[Opening Exercise input section]

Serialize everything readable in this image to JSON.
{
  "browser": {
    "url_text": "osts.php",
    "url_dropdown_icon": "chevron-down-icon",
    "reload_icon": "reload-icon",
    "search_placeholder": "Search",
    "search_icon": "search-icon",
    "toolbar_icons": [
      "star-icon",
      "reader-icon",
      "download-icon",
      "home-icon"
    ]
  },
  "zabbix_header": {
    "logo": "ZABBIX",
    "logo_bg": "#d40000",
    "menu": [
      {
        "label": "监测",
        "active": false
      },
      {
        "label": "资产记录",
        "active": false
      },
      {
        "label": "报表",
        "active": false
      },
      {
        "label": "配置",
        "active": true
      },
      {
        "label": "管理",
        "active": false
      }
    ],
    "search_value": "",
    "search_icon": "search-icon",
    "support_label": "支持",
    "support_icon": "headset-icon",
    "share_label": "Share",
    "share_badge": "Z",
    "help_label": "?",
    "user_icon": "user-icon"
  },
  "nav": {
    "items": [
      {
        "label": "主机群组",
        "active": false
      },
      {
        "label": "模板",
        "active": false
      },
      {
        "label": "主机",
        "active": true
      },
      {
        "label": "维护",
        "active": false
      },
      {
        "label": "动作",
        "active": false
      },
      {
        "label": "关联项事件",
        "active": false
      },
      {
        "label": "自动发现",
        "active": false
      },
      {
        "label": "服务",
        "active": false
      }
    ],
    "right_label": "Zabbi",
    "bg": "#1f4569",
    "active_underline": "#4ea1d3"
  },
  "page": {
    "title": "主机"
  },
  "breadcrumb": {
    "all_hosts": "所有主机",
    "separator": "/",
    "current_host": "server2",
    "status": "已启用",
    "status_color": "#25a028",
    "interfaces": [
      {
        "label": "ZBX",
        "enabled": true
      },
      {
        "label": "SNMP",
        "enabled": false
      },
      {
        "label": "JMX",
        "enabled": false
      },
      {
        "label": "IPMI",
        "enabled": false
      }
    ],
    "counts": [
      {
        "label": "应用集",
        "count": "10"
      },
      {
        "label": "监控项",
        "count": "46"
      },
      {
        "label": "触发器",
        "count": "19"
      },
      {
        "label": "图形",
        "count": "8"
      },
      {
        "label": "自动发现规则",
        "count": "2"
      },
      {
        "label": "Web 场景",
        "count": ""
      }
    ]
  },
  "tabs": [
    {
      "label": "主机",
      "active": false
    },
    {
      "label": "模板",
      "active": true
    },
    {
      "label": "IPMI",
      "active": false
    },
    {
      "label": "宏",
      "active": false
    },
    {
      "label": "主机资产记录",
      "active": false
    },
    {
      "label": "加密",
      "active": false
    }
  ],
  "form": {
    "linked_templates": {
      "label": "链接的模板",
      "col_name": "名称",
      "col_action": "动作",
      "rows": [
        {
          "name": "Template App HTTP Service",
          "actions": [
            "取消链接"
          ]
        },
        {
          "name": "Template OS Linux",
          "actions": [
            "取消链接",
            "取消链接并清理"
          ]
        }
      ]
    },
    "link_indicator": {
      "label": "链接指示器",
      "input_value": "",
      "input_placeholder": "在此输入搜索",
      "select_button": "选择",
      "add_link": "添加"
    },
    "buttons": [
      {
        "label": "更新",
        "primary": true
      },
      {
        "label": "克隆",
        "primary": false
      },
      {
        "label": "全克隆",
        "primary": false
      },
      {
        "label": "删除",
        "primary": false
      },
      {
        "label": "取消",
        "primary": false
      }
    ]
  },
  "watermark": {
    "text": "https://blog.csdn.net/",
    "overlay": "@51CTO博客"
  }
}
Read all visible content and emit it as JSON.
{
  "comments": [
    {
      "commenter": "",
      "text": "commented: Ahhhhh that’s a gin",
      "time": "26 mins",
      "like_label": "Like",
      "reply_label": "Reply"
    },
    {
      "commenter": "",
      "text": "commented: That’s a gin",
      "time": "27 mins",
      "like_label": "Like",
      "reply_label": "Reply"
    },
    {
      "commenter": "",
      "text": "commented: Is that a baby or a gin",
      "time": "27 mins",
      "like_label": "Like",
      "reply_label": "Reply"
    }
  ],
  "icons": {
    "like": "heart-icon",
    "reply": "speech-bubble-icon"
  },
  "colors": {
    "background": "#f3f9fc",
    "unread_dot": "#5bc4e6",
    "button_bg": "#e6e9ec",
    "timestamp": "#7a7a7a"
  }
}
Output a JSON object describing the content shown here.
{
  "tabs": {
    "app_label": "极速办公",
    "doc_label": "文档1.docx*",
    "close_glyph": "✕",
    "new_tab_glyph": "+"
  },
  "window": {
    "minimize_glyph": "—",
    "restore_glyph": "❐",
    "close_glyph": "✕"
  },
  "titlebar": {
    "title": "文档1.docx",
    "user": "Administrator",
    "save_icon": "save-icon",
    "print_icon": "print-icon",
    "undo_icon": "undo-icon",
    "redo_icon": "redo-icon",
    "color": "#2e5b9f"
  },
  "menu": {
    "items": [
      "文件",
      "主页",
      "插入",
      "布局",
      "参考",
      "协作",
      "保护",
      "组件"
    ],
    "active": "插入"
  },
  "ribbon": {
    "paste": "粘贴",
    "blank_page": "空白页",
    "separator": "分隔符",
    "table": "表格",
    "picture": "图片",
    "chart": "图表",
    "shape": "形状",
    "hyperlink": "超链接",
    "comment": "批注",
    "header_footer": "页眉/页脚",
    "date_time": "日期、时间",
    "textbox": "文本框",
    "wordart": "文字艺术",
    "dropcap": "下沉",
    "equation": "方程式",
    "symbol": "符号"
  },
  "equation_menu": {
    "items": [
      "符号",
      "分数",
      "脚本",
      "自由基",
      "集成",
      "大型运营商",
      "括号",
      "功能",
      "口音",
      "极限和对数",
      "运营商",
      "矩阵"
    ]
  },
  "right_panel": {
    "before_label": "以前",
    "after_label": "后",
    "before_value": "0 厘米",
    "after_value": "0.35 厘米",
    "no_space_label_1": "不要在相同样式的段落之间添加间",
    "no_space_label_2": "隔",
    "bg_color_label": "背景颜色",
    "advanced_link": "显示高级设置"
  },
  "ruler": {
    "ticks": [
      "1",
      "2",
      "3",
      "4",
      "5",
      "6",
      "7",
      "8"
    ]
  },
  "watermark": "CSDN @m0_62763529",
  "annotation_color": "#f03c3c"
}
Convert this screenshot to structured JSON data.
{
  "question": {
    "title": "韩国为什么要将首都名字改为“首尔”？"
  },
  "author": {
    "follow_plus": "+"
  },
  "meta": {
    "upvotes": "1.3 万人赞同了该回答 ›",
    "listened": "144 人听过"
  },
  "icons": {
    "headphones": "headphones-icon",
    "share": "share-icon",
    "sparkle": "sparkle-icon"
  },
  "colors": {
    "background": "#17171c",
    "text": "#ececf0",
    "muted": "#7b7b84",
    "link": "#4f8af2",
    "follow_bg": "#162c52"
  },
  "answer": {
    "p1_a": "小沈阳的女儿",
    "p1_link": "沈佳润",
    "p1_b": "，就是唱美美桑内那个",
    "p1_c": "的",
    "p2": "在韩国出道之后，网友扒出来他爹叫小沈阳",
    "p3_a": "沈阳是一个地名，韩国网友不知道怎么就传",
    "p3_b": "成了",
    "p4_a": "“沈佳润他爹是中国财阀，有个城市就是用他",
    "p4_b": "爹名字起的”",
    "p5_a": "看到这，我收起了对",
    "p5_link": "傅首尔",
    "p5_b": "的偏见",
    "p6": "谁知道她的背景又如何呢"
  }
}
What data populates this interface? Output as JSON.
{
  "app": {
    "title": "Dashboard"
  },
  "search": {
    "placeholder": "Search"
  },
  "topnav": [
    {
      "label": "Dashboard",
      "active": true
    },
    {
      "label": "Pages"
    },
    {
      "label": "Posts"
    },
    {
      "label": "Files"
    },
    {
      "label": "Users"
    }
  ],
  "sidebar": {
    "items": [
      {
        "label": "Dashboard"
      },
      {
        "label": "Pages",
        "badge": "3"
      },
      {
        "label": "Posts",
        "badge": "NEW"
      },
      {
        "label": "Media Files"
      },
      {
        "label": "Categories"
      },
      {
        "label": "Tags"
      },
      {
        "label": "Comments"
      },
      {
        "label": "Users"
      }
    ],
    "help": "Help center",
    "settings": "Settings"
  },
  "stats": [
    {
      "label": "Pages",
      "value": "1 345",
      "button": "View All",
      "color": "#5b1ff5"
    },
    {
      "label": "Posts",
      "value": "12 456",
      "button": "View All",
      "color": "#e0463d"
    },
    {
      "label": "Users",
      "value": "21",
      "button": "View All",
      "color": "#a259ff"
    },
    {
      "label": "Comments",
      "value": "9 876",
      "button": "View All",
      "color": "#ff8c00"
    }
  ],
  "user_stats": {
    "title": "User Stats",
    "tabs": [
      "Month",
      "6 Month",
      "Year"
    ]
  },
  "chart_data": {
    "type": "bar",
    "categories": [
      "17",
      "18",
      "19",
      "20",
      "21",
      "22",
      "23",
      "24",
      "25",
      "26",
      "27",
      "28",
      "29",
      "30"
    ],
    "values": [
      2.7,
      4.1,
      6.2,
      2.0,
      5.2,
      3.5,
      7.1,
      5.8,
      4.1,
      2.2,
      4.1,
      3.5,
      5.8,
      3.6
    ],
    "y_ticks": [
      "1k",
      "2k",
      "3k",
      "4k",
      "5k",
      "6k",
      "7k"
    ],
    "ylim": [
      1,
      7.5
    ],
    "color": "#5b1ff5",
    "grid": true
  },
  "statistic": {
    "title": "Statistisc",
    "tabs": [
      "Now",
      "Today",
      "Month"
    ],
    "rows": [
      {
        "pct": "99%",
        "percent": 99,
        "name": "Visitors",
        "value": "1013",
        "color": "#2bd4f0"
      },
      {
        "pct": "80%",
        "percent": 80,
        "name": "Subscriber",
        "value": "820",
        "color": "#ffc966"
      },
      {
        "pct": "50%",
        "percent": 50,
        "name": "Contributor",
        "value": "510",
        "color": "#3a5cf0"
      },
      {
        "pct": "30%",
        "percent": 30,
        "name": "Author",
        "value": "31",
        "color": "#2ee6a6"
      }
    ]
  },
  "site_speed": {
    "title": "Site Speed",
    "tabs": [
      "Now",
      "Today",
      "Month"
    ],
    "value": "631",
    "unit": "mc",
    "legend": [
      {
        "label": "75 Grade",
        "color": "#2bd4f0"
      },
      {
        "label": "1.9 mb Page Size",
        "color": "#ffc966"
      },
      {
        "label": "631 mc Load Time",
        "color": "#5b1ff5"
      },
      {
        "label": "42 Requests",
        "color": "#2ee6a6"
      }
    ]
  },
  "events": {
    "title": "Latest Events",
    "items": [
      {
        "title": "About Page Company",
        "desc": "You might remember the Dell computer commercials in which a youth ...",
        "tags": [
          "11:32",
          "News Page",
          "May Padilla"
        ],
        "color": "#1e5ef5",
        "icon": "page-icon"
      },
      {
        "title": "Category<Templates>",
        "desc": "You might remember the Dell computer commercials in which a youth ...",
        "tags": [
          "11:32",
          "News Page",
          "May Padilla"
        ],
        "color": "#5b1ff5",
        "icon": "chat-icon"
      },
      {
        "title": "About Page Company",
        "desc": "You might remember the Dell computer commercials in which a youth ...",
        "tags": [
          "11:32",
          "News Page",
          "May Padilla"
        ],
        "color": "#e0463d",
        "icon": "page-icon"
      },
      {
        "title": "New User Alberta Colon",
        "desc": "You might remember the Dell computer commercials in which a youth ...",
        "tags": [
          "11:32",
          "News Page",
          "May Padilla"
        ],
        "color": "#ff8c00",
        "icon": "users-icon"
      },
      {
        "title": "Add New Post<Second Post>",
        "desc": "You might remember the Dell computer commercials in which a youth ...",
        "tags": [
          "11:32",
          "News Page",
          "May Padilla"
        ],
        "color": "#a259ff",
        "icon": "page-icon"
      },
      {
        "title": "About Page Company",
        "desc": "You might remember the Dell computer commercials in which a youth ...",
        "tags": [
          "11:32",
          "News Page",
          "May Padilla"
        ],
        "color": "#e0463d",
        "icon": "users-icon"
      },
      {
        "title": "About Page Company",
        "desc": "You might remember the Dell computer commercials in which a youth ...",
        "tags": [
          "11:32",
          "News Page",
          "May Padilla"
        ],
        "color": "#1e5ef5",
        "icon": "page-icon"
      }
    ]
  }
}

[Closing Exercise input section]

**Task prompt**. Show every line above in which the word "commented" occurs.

**Your solution**.
      "text": "commented: Ahhhhh that’s a gin",
      "text": "commented: That’s a gin",
      "text": "commented: Is that a baby or a gin",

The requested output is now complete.